Cybersecurity comprises an evolving set of tools, risk management approaches, technologies, training, and best practices designed to protect networks, devices, programs, and data from attacks or unauthorized access. Today, cyber attacks are no longer stopped by antivirus software or firewalls. The risk of cyber attacks is constantly increasing for companies and institutions.
Cybersecurity is about risk management. Businesses that see the opportunities beyond just preventing data breaches and minimizing cyber threats can begin to realize the full potential and benefits that cybersecurity can bring to a business.
1. Protection against external threats
Millions of cyber threats are being created annually and at significant cost to businesses, exceeding $1 trillion in 2020 alone.
While primarily launched for financial gain, the reasons behind cyber attacks can be as varied as the perpetrators themselves. Whether it’s cyber criminals, hacktivists, or industrial spies, the common ground these bad actors share is how agile, sophisticated, and stealthy their attacks are becoming.
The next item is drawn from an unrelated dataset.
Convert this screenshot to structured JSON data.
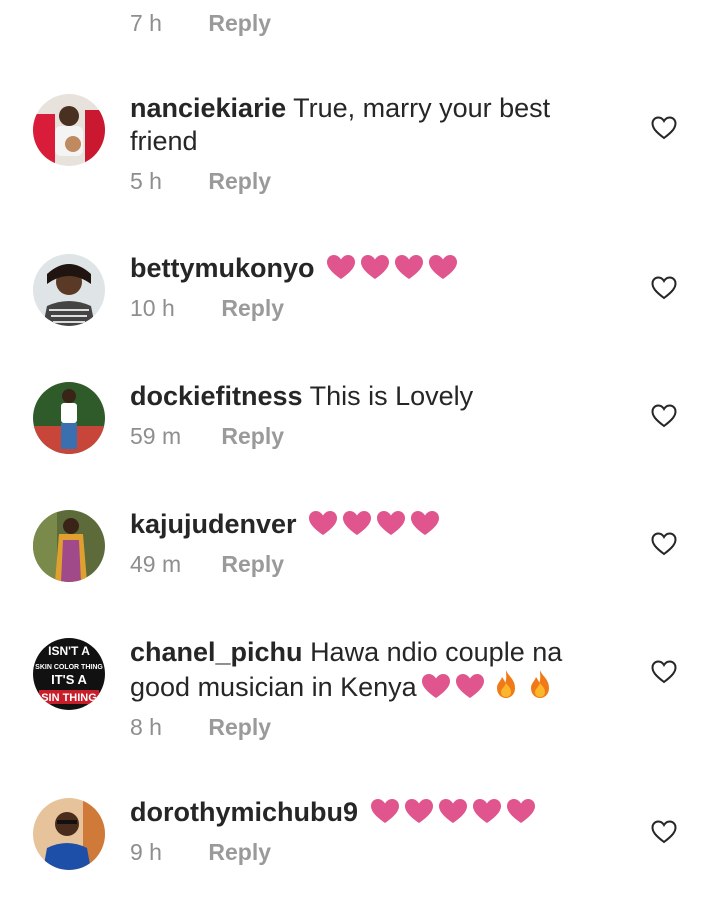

However, a robust cyber security posture that accounts for regularly-updated software can help organizations detect and respond to the methods, devices, and entry points being exploited, including:
- IoT devices
- Cloud and remote service attacks
- Fileless attacks
- Artificial Intelligence
- Supply chain attacks
- Social engineering
- Man-in-the-middle (MitM)
- Denial of service
- Domain name system attack
- SQL injection
- Advanced Persistent Threats (ATPs)
- Zero-day exploits
2. Protection against internal threats
The weakest link in the cyber security chain remains the human factor. Whether accidental, negligent, or outright malicious, insider threats can come from current or former employees, third-party vendors, or even trusted partners.
The exponential growth of remote work, personal devices used for business applications, and even IoT devices in remote settings can help these threats fly under the radar until it’s too late.
But with proactive monitoring of networks and managed access, detecting and responding to threats can reduce costly incidents. Moreover, providing consistent, up-to-date training can help turn the risk your people currently are into the extension of the cyber security solution you need.
3. Regulation compliance
In response to the increased cyber threats and exposure of sensitive data businesses face today, many regulatory bodies are setting standards to help protect organizations and their customers. These regulatory standards include GDPR, HIPAA, PCI DDS, and SOX, to name a few.
For industries that remain underregulated, there’s an opportunity for businesses to invest in cyber security and see compliance as more than an obligation.
In fact, according to data privacy and cyber security law expert Jamal Hartenstein, leaders could approach cyber security in regulatory compliance as “a competitive advantage, getting ahead of industry competition before underregulated industries become regulated.”
4. Improved productivity
Viruses and cyber attacks can slow networks and personal devices down to a crawl, making it virtually impossible for employees to work for websites to function. And for business to operate.
By implementing a range of cyber security measures — such as improved firewalls, virus scanning and automated backups — you can drastically reduce violations and the downtime it takes to remedy the breach. Education and training can help employees identify potential email phishing scams, suspect links, and other nefarious criminal efforts.
5. Cost savings and value
According to the Hiscox Cyber Readiness Report 2021, the average cost of a single cyber attack to a small business in the U.S. is $25,612. Because only about 40% of SMBs operate at a profit — the loss of data and cost to recover it, downtime to restart operations, and hefty fines can be a steep price.
As cyber-attacks grow more sophisticated and complex every day, it’s important to weigh the cost of dealing with one attack versus the value of taking preventative measures. By mitigating risks, you put your business in a better position to respond, recover, and keep existing customers happy — a far more cost-efficient option than attracting new ones.
6. Brand trust and reputation
The most significant case to make for the benefits of cyber security in business is the reputation you earn.
One of the most important factors in business growth is customer retention. Maintaining brand loyalty through a robust cyber security position is paramount for customers today and the shortest path to repeat business, recommendations, and higher per-ticket purchases.
It also opens doors to potential future ventures and expansion, helping producers land on the vendor list with larger organizations as part of their supply chain — that are only as strong as their weakest link. According to the National Institute of Information Technology (NIST), the factors that allow for low-cost interoperability and rapid innovation also increase the risk of compromise. With so many high-profile cyber breaches in the past two years alone, larger companies are closely examining the cyber security practices of third-party vendors.
Credit: Dean Dorton